(21)BINGO again! All the info on the sofware running on that port including the version its using (2010 here)


What is hACKINg????

My equation of hacking is

knowledge + art + curiosity = hacking

knowledge: about computers, web, programming languages.

art: making new techniques  to get into beat your victim.

curiosity: he want to know about all the things.curious to learn new things.and he never give up while solving a problem.

Hacking is not that thing which u can learn in some time.

What is hacking?

While there are many definitions of hacking, a general definition is to modify something to make it work for you. For computers, hacking includes fixing programs until they work. Also, hacking includes modifying the computer hardware to make it work better or tuned to the person’s wishes. The type of hacking that the media discusses includes breaking into secure systems to determine their weaknesses and to explore them. However, the media only points out the malicious uses for breaking into systems.

Black Hats, White Hats, Crackers and Phreakers
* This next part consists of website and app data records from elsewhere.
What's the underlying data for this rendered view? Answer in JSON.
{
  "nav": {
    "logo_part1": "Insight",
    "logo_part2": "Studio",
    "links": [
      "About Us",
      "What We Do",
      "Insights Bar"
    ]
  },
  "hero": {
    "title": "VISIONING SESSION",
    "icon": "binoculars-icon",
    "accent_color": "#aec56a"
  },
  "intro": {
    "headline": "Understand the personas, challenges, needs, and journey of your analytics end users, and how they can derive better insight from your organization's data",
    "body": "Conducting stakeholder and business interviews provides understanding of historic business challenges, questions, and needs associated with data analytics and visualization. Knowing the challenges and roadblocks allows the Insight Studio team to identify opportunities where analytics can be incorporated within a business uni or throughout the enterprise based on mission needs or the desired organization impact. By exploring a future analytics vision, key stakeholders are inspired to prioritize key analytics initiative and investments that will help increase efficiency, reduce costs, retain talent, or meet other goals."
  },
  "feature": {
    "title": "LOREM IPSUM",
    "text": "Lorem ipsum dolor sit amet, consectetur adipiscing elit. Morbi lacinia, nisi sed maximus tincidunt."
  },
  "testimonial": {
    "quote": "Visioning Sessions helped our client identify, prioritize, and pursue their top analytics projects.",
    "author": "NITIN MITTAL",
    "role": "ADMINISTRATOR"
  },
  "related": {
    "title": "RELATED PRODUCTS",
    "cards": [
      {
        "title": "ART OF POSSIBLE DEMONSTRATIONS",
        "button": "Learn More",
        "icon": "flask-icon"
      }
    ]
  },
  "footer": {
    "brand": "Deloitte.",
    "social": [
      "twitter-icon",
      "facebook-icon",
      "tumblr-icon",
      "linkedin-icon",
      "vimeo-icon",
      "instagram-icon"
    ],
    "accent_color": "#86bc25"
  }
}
What do these terms have in common? They’re all terms used by hackers to describe hackers. Just like in typical cowboy fashion, the “white hats” are the good guys and the “black hats” are the bad guys. Although the lines are blurred greatly when it comes to hacking. The “White hats” are security experts who try to find the vulnerabilities in programs and systems, and report them to the manufacturers. They would be considered “ethical hackers” because they either have authorization to break into the system or program, or they do so with the intent of assisting the manufacturer in securing them. The “Black Hats” are the ones who are trying to find those same vulnerabilities and exploit them. “Cracker” is another term for the Black Hat hackers, usually referring to the creation of software cracks to bypass anti-piracy methods. A “Phreaker” is a person who hacks into telecommunications services.